M.B.: What kinds of inspiration do you use during your story creation periods?

Liz: Faith. To me, sitting down with a pencil and a notebook—which is how I always do my initial blocking—is an act of faith. The same way sitting down at the computer and beginning to string words together is an act of faith. I really believe that faith precedes the miracle of creation in an author’s life. After that comes the hard work of rewriting.

M.B.: Who has made the greatest difference for you as a writer?

Liz: Probably my husband, because he has always taken me seriously and believed in me.

M.B.: Do you use a critique group during the writing process?
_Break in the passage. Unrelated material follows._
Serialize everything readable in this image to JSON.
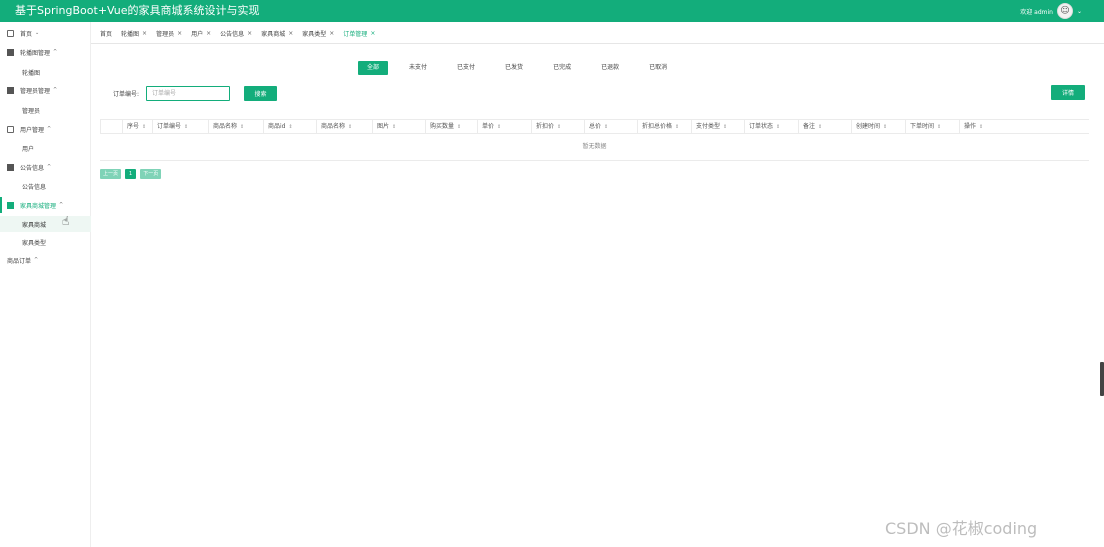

Why or why not?

Liz: I have used my ANWA (American Night Writers Association) chapter (my writers group) as an informal critique group, but I’m just now joining with a group of talented writers to form a critique group.

My feeling is that, as an author grows, she goes through several phases. The first one is the discovery that she needs to write to be whole. The next phase is when she begins to share her writing with a select few. The third phase is when she gets brave enough to send it out for consideration by a publisher—and usually finds that it’s not good enough yet. What she needs is to learn the craft. Using the word ‘hone’ is very apt, because a writer has to come up against the rough edge of criticism in order to be a better writer. So, the next phase is when the writer finally discovers that there are things she can learn and begins to practice those skills. The last phase, when she is finally a pro, is when she has a critique group and says, “Don’t pull any punches. Be harsh, because I want this to be the best it can be.”
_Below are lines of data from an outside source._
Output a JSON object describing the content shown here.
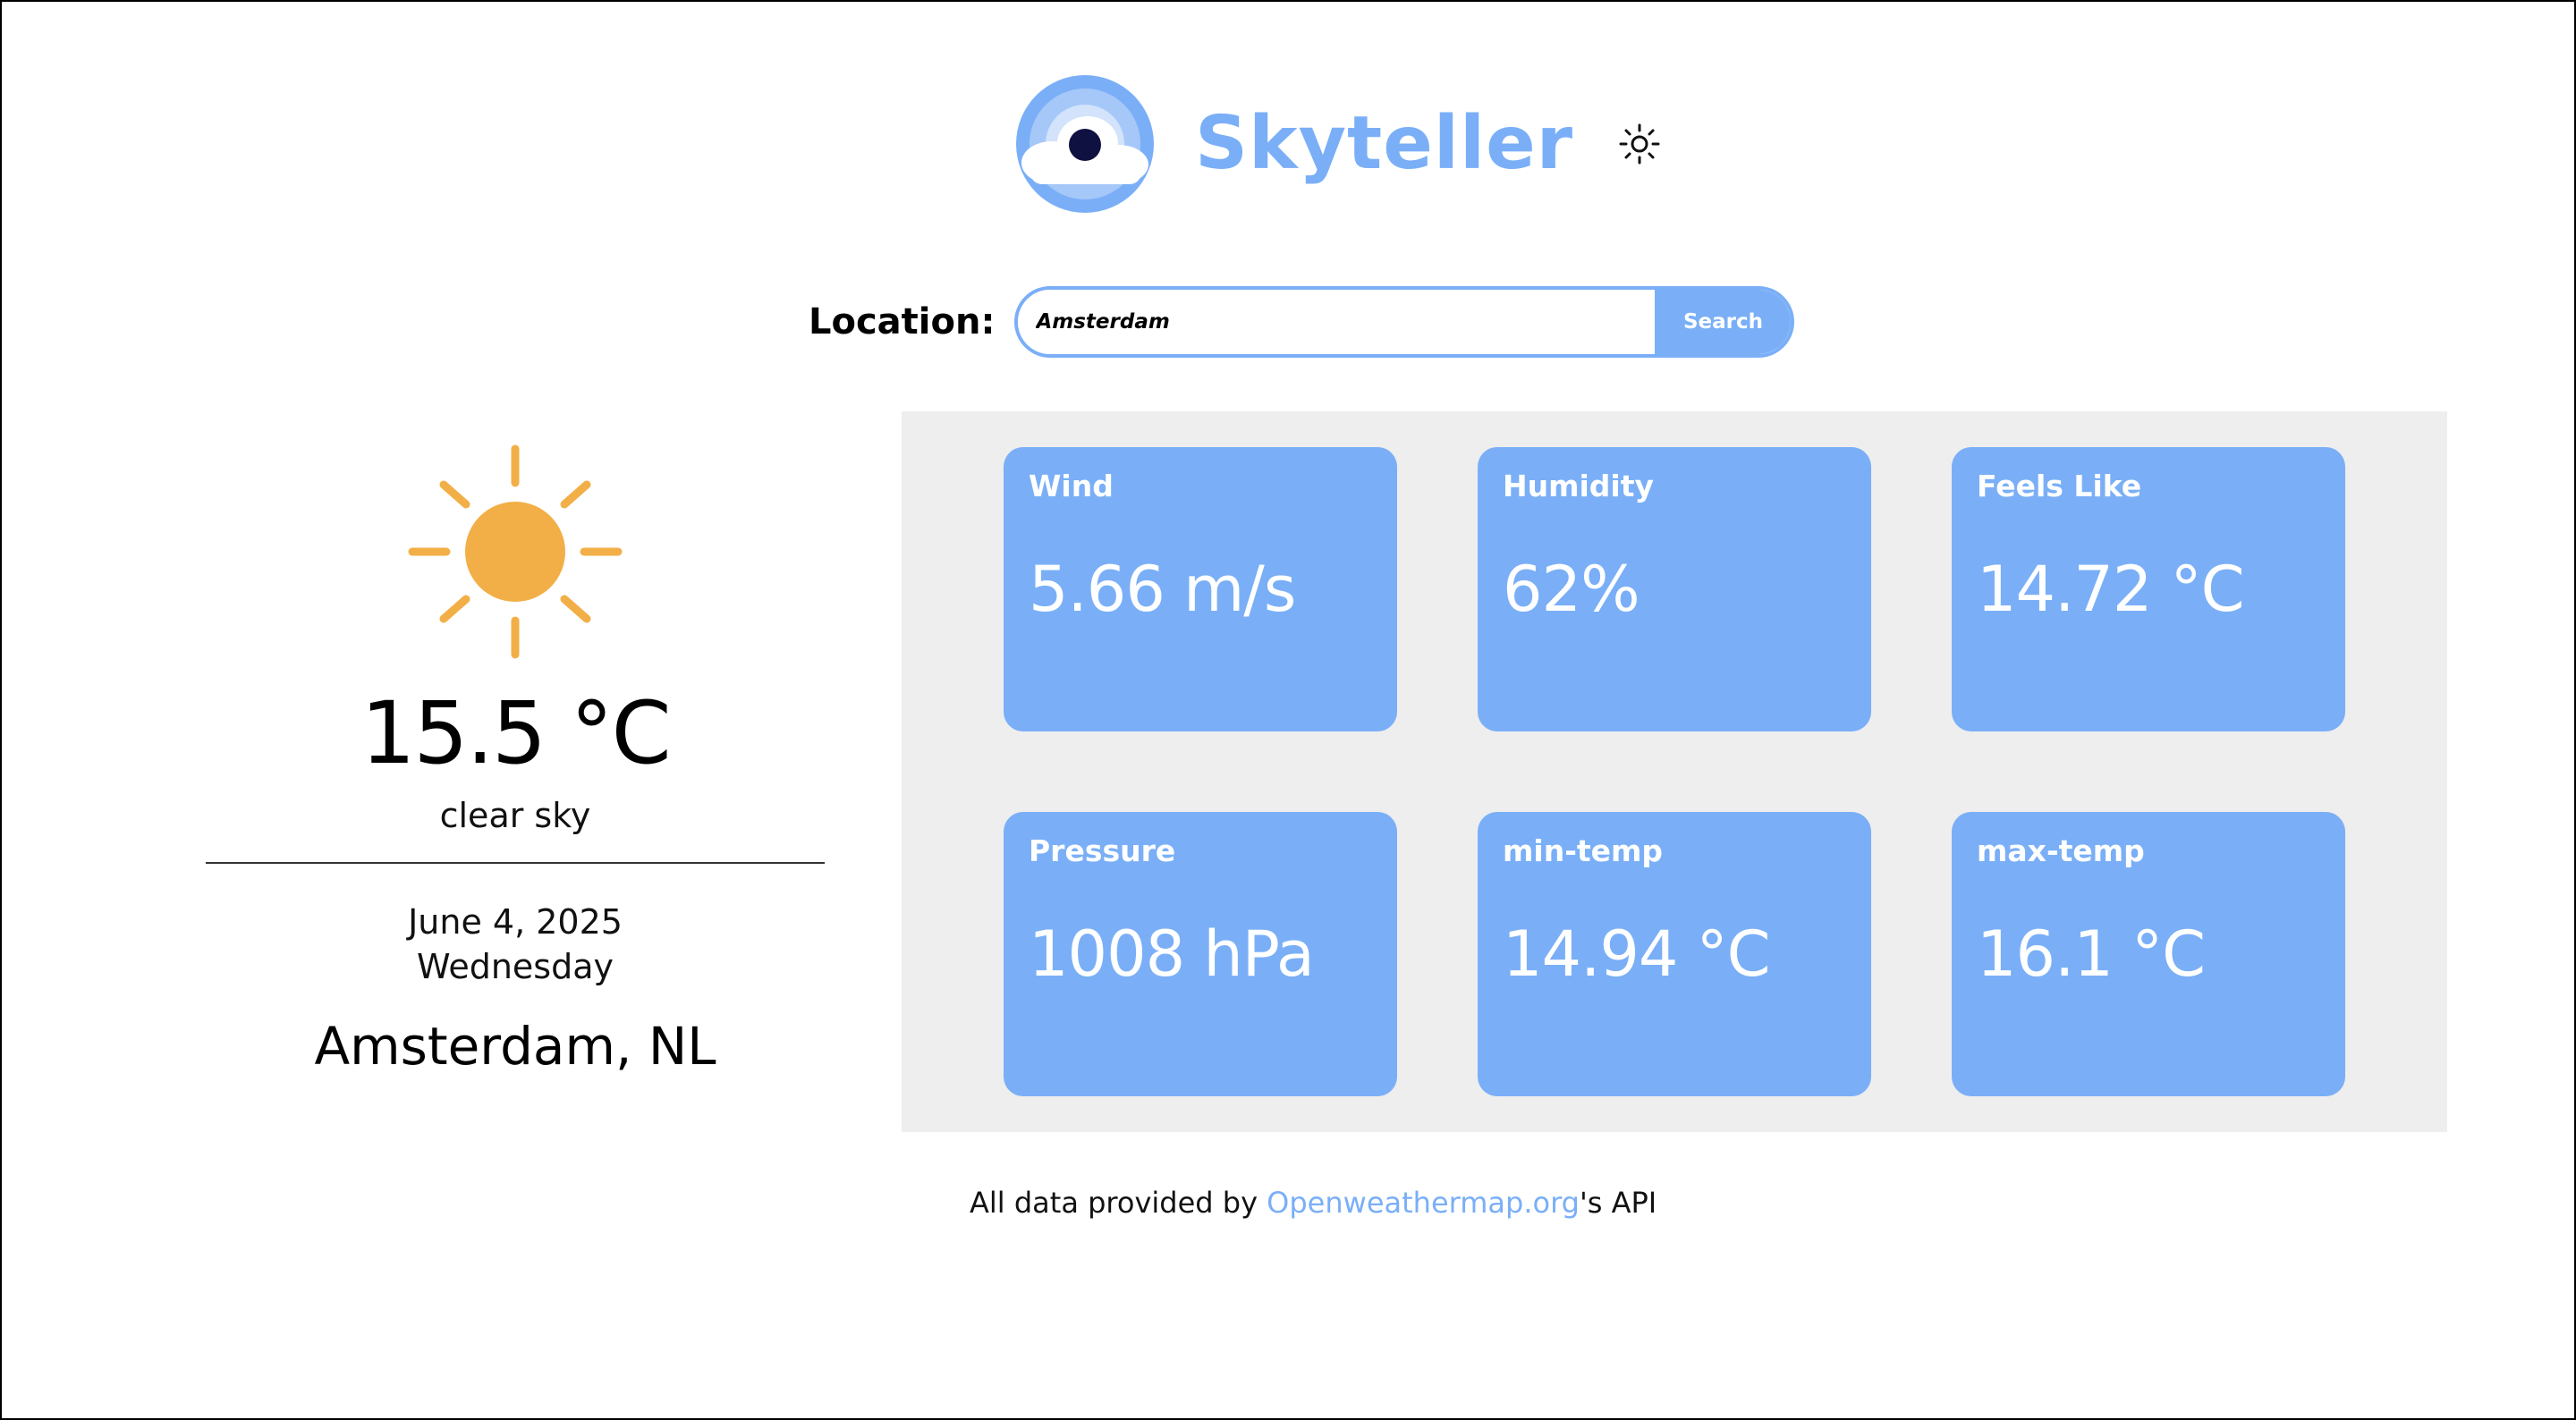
{
  "header": {
    "app_title": "Skyteller",
    "logo_icon": "cloud-eye-logo",
    "theme_toggle_icon": "sun-outline-icon"
  },
  "search": {
    "label": "Location:",
    "value": "Amsterdam",
    "button_label": "Search"
  },
  "current": {
    "icon": "sun-icon",
    "temperature": "15.5 °C",
    "condition": "clear sky",
    "date": "June 4, 2025",
    "weekday": "Wednesday",
    "city": "Amsterdam, NL"
  },
  "stats": [
    {
      "title": "Wind",
      "value": "5.66 m/s"
    },
    {
      "title": "Humidity",
      "value": "62%"
    },
    {
      "title": "Feels Like",
      "value": "14.72 °C"
    },
    {
      "title": "Pressure",
      "value": "1008 hPa"
    },
    {
      "title": "min-temp",
      "value": "14.94 °C"
    },
    {
      "title": "max-temp",
      "value": "16.1 °C"
    }
  ],
  "footer": {
    "prefix": "All data provided by ",
    "link_text": "Openweathermap.org",
    "suffix": "'s API"
  },
  "colors": {
    "accent": "#7aaff7",
    "sun": "#f2af47",
    "panel_bg": "#eeeeee",
    "logo_dark": "#0f1140"
  }
}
That’s where I am now. I’m way excited about it.

M.B.: Which of your books is your favorite, and why?

Liz: I have two: Counting the Cost is a favorite because, first, it’s about my family history, and second, because it was a gift. It came to me whole. I didn’t have to block and flesh out and write outlines. It just flowed out my fingers.

Lucy Shook’s Letters from Afghanistan is the book I’m proudest of. I didn’t write it. My daughters and I edited my mother’s letters that she wrote when she lived and worked in Afghanistan in the mid-1960’s. She lived in Helmand Provence, now a Taliban stronghold, and she had fifteen Afghan men who worked for her as she ran a small hotel and restaurant for USAID. A gifted writer, her letters, sometimes poignant, sometimes hilarious, are glimpses into the lives of the Afghan peasants. One hundred per cent of the sales of these books go to help women in developing countries through a microcredit program administered by SWAN (Serving Women Across Nations).

(here’s a link for that:

M.B.: Any final words you would like to share?

Liz: I’d like to invite everyone to visit my blog LIZ SEZ at I do some philosophizing, share recipes, interview authors, and throw out a parenting tip every now and then. When you visit my blog, you might want to click on the link to the book trailer for Counting the Cost.

M.B.: Where can our readers go to find your books and order them?

Liz: I have links on the book images on my blog and on my web site at Otherwise, Counting the Cost and the Spider Latham Mystery Series can be purchased at my publisher’s book store (Here’s a link: ) or at Amazon
(here’s the link to the page it’s on: )

The Mist of Quarry Harbor is at Deseret Book. (here’s the link for the page it’s on: )

Lucy Shook’s Letters from Afghanistan can be purchased at the SWAN web site. (here’s a link to the page: )


Josi said...

I loved, loved, loved Counting Costs. So well written. I loved the Spider Latham mysteries too and know I'll love the others, as soon as I can find them. Best of luck with the Whitney's, Liz, I was glad to see Counting Costs as a finalist. You're a class act.

Tanya Parker Mills said...

Great interview! I learned several new things about Liz, and I was particularly interested in her method for outlining a book. I'm not an outliner...yet...but, since my next novel (after my work in progress) is historical, I may have to borrow some of her process.

I don't know how she does it all AND write so very well, but she's truly an inspiration!